centre, its staff and the people who use it.

Stuart's colleagues began a 'campaign' last month to get him enough votes to secure the top award which will be presented at a glitzy ceremony in July in Harrogate.

Those 'campaigners' have been drumming up support across the whole of the city. Posters and leaflets have been printed and people who use the Osmondthorpe centre have given up many hours of their time to promote the competition to shoppers at the Arndale Centre in Cross Gates.

They've collected over 3000 paper votes but many more have been cast electronically via SMS text message and the Local Government Channel TV website.

With just three days to go before polls close (on June 18th), there's a final rallying call to 'Vote Stuart!'.

Ian Wallace – who works at Osmondthorpe resource centre and who is Stuart's unofficial 'campaign director' – said:

“This is a man who always goes over and above the call of duty and I don't think there's anyone who deserves more recognition for the work they do.

“I'm really pleased with the support we've had so far – but there's still time to cast an electronic vote.

"My appeal to everyone across Leeds is please vote for Stuart and let's bring this fantastic award home to our city.”

Votes can be cast two ways:

By visiting http://www.thelocalgovernmentchannel.com/awards and then clicking on the 'caring' category and then Stuart's name

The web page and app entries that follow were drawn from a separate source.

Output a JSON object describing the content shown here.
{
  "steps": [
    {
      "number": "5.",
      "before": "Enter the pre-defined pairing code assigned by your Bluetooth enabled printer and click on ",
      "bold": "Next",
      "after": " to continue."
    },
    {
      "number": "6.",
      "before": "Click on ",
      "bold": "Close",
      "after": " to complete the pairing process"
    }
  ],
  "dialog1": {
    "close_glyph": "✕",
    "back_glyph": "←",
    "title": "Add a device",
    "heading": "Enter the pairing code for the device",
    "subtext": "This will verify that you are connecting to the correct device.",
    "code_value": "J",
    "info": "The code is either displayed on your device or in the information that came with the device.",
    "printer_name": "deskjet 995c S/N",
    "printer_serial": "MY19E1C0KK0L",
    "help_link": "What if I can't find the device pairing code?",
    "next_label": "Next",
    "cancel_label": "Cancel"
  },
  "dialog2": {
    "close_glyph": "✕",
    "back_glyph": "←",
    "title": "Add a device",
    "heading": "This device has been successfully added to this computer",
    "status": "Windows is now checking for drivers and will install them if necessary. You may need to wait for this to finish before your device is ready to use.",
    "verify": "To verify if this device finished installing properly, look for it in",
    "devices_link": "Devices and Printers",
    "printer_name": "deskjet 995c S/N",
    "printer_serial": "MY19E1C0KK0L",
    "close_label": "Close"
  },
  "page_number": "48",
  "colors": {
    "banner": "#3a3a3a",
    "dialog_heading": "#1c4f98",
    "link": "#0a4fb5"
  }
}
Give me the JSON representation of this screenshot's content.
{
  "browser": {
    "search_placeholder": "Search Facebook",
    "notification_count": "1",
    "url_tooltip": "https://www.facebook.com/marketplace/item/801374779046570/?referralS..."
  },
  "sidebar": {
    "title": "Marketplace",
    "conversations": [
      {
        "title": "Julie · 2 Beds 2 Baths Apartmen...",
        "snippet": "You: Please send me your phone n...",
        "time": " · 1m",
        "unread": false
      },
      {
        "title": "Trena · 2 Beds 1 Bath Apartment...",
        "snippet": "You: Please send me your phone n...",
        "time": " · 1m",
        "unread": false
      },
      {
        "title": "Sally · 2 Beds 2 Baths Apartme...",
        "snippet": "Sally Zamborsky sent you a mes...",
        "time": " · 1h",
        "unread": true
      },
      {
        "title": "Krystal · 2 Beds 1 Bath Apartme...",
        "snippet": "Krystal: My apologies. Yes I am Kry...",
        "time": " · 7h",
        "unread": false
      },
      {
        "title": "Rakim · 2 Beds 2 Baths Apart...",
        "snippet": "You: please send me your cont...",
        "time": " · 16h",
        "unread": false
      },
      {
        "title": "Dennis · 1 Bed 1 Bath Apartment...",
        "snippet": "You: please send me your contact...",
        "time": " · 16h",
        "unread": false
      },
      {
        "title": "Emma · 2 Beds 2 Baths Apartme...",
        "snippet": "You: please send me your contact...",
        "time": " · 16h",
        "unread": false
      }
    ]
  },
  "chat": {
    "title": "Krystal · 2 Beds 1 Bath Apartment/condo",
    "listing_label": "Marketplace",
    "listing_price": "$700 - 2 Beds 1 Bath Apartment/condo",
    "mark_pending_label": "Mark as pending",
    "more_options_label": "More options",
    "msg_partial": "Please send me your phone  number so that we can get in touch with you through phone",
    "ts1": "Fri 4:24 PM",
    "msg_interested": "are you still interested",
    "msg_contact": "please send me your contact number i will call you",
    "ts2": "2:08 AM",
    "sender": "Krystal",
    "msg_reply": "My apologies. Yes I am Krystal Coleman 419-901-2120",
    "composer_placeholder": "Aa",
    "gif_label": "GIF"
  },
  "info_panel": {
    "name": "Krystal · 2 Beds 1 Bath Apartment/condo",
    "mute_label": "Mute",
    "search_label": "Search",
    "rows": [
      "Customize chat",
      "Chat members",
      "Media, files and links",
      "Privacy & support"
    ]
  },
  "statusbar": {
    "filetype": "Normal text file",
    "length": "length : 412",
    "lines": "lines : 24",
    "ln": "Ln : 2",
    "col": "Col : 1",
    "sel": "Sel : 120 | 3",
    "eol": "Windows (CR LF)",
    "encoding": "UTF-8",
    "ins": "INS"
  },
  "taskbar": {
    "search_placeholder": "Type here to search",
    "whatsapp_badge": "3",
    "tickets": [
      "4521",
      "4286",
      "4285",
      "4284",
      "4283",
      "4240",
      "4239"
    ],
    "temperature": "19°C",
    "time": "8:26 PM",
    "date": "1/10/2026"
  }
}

By sending the text message 'LGATV 5 StuartS' to 80039

Stuart Simmons is no stranger to caring for others – in the past he volunteered for the YMCA and worked on a community project in Ghana. He moved to Leeds in 1976 working for free in a children's home before joining Leeds City Council where he went on to specialise in learning disabilities.

Last year he was honoured with the city council's social care worker of the year award after securing more than 165 nominations from colleagues and centre users.

This latest nomination – for Council Worker of the Year – means Stuart is up against competition from across the country. It is a national accolade, open to council staff everywhere.

Councillor Peter Harrand, executive board member with responsibility for adult social care said:

“The council's vast army of social care staff who provide high quality services to the people of Leeds receive little public recognition – but this is a chance to change that.

“Stuart's Osmondthorpe centre is the jewel in the crown in Leeds.

“Frankly, I'm not surprised Stuart is in the running for what is possibly the most prestigious public sector award of its kind in the country – it is certainly well deserved.

I just hope we can muster enough votes to bring the accolade home to our city.”

For media enquiries please contact:
Andy Carter, Leeds City Council Press Office (0113) 395 0393